START MATERIAL PROVIDED
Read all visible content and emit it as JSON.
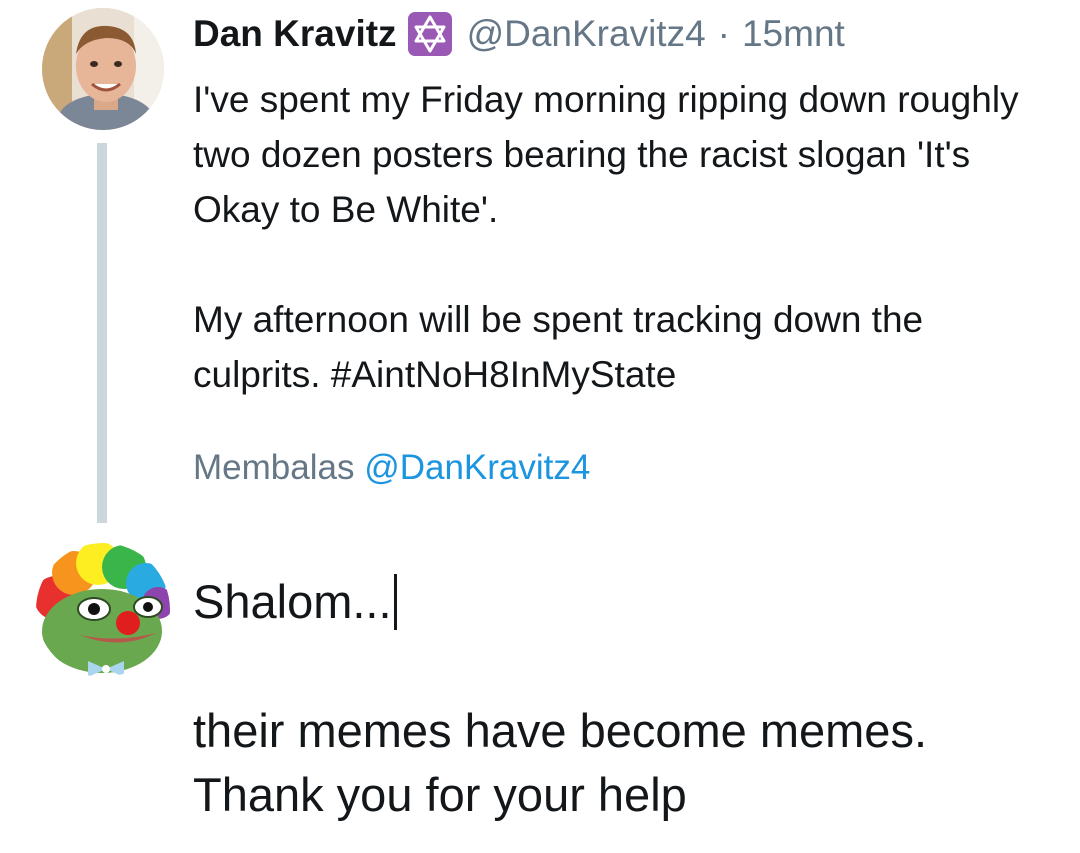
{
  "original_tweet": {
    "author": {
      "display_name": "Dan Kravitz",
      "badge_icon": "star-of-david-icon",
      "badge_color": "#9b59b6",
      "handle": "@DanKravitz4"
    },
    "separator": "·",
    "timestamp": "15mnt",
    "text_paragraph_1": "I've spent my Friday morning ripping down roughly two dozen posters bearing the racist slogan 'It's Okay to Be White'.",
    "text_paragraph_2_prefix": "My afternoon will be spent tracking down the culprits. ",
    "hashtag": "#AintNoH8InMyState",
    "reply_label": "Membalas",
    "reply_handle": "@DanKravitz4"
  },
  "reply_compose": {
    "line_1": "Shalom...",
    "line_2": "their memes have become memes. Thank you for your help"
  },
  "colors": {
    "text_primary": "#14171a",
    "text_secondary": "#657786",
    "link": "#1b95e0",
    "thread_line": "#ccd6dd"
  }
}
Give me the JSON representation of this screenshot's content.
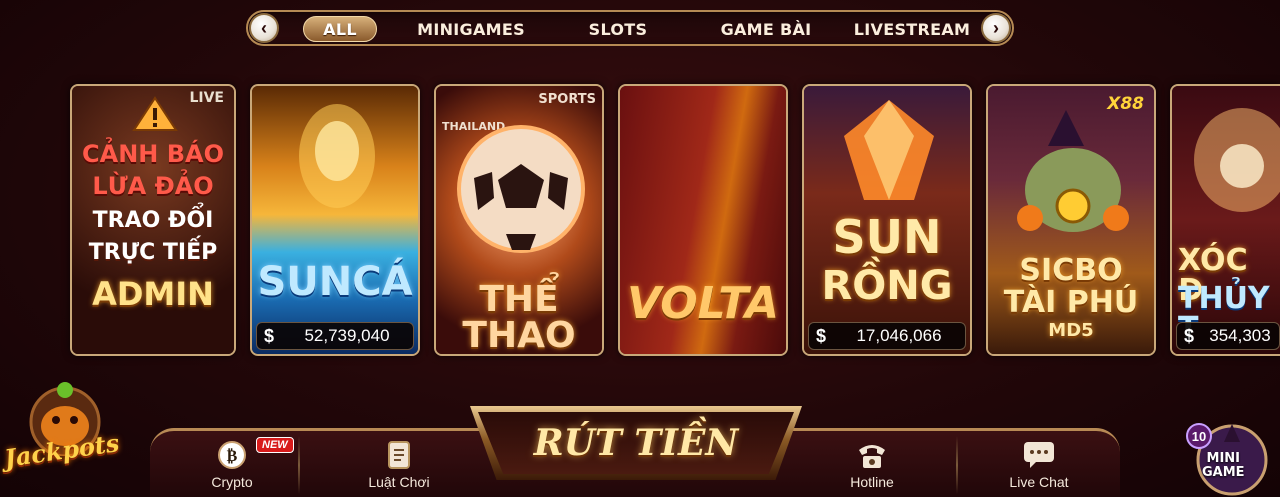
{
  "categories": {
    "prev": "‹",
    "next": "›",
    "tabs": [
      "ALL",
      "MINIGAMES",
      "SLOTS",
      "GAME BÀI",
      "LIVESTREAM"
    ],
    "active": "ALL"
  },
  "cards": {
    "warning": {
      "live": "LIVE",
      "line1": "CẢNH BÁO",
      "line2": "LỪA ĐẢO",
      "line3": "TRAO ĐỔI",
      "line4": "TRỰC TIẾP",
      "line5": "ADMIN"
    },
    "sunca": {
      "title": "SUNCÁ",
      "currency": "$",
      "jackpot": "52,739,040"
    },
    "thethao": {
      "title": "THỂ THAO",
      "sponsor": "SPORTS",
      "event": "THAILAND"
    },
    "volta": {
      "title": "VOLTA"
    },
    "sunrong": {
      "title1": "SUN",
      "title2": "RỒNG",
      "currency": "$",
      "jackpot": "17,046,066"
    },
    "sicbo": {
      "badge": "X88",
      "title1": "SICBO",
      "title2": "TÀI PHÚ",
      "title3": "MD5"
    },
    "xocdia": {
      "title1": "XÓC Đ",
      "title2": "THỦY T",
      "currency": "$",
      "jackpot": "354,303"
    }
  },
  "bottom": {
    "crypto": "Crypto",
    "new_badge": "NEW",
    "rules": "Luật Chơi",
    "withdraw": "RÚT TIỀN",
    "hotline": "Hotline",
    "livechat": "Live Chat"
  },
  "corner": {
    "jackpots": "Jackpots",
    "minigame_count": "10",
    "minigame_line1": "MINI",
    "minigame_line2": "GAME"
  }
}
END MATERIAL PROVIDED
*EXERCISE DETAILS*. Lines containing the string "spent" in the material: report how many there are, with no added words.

*RESPONSE FOR THIS EXERCISE*. 2